__TASK GOAL__.
Within the records below, find each line that holds the string "heading", then copy it.

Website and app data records
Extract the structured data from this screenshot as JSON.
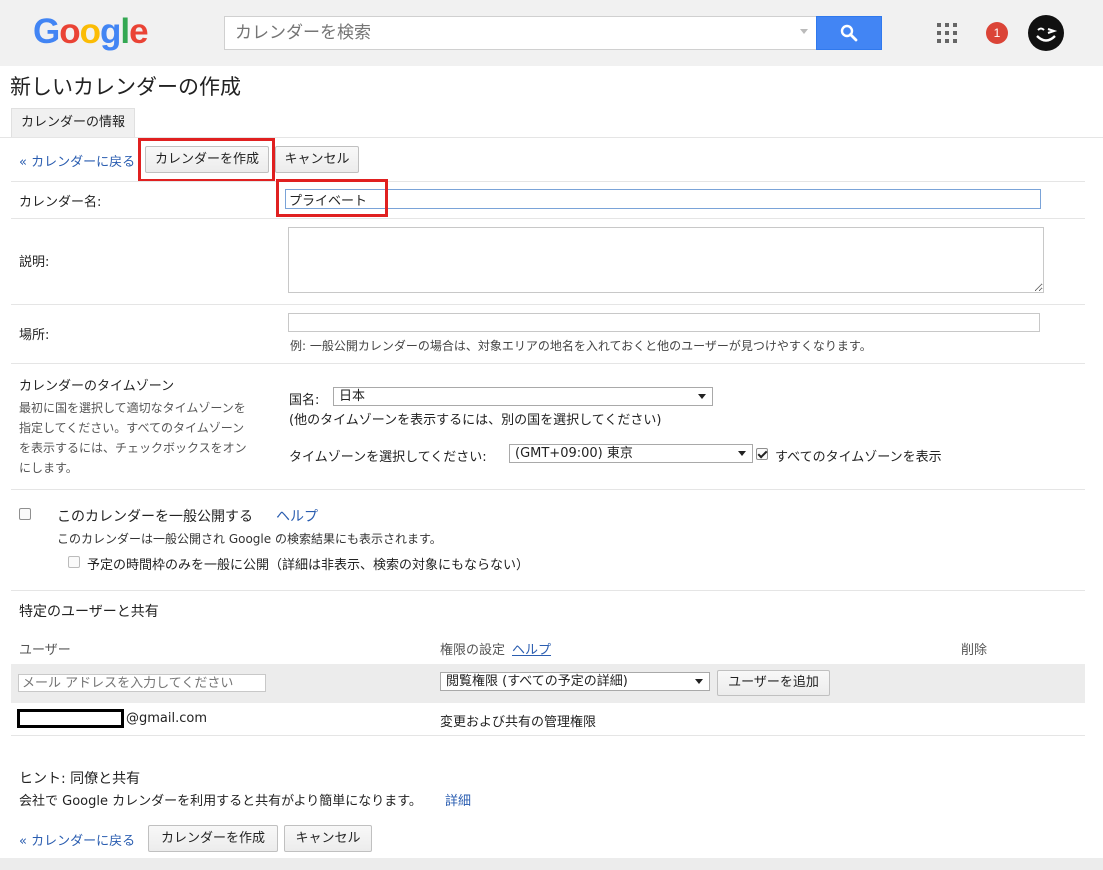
{
  "header": {
    "logo": [
      "G",
      "o",
      "o",
      "g",
      "l",
      "e"
    ],
    "logo_colors": [
      "#4285f4",
      "#ea4335",
      "#fbbc05",
      "#4285f4",
      "#34a853",
      "#ea4335"
    ],
    "search_placeholder": "カレンダーを検索",
    "notification_count": "1",
    "icons": {
      "search": "search-icon",
      "apps": "apps-grid-icon",
      "avatar": "avatar-icon"
    }
  },
  "page": {
    "title": "新しいカレンダーの作成",
    "tab": "カレンダーの情報"
  },
  "toolbar": {
    "back_link": "« カレンダーに戻る",
    "create_button": "カレンダーを作成",
    "cancel_button": "キャンセル"
  },
  "form": {
    "name_label": "カレンダー名:",
    "name_value": "プライベート",
    "description_label": "説明:",
    "description_value": "",
    "location_label": "場所:",
    "location_value": "",
    "location_hint": "例: 一般公開カレンダーの場合は、対象エリアの地名を入れておくと他のユーザーが見つけやすくなります。",
    "timezone": {
      "heading": "カレンダーのタイムゾーン",
      "description_lines": [
        "最初に国を選択して適切なタイムゾーンを",
        "指定してください。すべてのタイムゾーン",
        "を表示するには、チェックボックスをオン",
        "にします。"
      ],
      "country_label": "国名:",
      "country_value": "日本",
      "country_hint": "(他のタイムゾーンを表示するには、別の国を選択してください)",
      "tz_label": "タイムゾーンを選択してください:",
      "tz_value": "(GMT+09:00) 東京",
      "show_all_label": "すべてのタイムゾーンを表示",
      "show_all_checked": true
    },
    "public": {
      "label": "このカレンダーを一般公開する",
      "help_link": "ヘルプ",
      "checked": false,
      "note": "このカレンダーは一般公開され Google の検索結果にも表示されます。",
      "free_busy_label": "予定の時間枠のみを一般に公開（詳細は非表示、検索の対象にもならない）",
      "free_busy_checked": false
    }
  },
  "sharing": {
    "heading": "特定のユーザーと共有",
    "col_user": "ユーザー",
    "col_permission": "権限の設定",
    "col_permission_help": "ヘルプ",
    "col_delete": "削除",
    "email_placeholder": "メール アドレスを入力してください",
    "permission_select": "閲覧権限 (すべての予定の詳細)",
    "add_user_button": "ユーザーを追加",
    "owner_email_suffix": "@gmail.com",
    "owner_permission": "変更および共有の管理権限"
  },
  "hint": {
    "title": "ヒント: 同僚と共有",
    "text": "会社で Google カレンダーを利用すると共有がより簡単になります。",
    "link": "詳細"
  }
}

__ANSWER FOR THIS EXERCISE__.
      "heading": "カレンダーのタイムゾーン",
    "heading": "特定のユーザーと共有",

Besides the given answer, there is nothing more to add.